What is your advice for women and girls pursuing careers in the field of engineering?

When I was at MIT, I was usually a minority. I was on diverse sets of teams: there were times when I was one of many women on a team and there were times when I was the only American on a team. What is important is to have mutual respect for one another and never lose sight of what you’re good at and what you love. Whenever I feel discouraged, I remember how much I love my job.

If you love math and the sciences, and enjoy solving difficult problems, engineering is a great field to pursue. Just don’t lose sight of what you’re good at.

What is preventing women from pursuing careers in engineering?

The leaky pipeline effect is the main reason why there are fewer and fewer women in engineering and STEM. This effect starts when you’re younger and gender roles are just being introduced to you. In high school and college, more women drop off with time.

Self-doubt and lack of preparedness, both of which prevent many women from pursuing engineering, also contribute to the leaky pipeline effect. To tackle this problem, I started Girls Who Build.

What is next for you and Girls Who Build?

Right now I am partnering with MIT Open Courseware, a massive online open courseware provider and online learning platform founded by MIT, to create an online curriculum for educators and students to replicate the workshop in their schools. I am also going to speak in front of at a Society of Women Engineers conference in October 2015.


Have someone in mind? You can nominate the next recipient for the SOLIDWORKS Women in Engineering Program, honoring the outstanding achievements that women are accomplishing day to day in the engineering community. Find out more information or get started today!

Asya Bashina

Asya Bashina

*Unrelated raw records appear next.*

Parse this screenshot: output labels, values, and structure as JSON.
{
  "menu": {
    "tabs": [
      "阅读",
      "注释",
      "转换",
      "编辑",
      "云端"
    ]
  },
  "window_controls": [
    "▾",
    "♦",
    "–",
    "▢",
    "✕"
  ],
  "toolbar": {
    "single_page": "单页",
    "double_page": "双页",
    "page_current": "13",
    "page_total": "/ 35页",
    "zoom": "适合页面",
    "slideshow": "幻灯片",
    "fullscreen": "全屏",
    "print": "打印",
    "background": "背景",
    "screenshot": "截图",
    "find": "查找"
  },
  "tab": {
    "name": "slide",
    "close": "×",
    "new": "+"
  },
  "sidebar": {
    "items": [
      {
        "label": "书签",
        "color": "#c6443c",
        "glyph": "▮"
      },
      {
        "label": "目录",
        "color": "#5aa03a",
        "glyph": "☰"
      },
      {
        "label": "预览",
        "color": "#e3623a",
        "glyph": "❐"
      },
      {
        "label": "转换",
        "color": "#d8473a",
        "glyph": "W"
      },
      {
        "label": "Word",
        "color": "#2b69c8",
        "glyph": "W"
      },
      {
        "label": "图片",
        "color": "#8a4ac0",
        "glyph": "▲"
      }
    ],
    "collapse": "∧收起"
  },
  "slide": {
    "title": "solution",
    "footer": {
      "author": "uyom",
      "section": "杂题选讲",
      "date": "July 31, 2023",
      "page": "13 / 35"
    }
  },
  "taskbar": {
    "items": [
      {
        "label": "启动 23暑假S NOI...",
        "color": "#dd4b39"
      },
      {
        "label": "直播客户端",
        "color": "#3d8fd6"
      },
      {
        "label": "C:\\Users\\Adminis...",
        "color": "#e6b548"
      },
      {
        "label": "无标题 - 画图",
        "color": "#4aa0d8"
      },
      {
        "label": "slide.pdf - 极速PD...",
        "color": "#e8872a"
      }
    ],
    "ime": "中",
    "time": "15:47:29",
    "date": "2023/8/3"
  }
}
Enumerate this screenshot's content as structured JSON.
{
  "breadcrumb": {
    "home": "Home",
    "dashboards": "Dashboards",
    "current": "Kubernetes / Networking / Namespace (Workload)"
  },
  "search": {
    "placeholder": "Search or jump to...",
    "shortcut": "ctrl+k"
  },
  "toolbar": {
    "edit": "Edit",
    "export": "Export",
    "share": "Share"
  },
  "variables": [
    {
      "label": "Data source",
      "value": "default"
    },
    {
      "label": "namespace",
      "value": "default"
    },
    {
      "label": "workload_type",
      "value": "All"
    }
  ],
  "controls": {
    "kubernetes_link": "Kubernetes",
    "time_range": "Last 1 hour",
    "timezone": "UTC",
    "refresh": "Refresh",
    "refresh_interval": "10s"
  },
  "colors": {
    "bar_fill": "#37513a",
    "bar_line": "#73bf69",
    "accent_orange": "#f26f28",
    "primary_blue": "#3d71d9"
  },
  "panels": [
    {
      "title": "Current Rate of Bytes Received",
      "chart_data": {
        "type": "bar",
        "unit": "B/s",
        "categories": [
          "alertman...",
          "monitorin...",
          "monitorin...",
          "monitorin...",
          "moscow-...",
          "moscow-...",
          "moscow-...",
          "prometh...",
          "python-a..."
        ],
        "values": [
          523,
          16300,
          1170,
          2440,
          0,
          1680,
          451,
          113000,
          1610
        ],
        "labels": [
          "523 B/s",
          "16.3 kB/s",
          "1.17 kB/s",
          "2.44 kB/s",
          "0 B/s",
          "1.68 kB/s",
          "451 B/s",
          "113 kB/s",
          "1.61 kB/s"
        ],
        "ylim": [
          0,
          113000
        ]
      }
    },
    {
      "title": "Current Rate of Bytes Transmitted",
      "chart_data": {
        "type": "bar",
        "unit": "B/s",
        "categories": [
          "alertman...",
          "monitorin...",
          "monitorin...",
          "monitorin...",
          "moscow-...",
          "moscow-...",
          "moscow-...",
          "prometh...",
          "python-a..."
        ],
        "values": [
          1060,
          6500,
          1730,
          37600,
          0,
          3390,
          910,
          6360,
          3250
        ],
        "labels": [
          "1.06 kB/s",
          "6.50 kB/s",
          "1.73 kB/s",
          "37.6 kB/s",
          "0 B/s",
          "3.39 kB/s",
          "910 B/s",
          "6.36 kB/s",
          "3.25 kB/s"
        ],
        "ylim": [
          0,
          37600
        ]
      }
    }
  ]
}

Subscription Services Marketing Specialist at Dassault Systemes SolidWorks
Subscription Services Marketing Specialist. Brand Marketing pro and travel enthusiast with a sense of humor.
Asya Bashina
Asya Bashina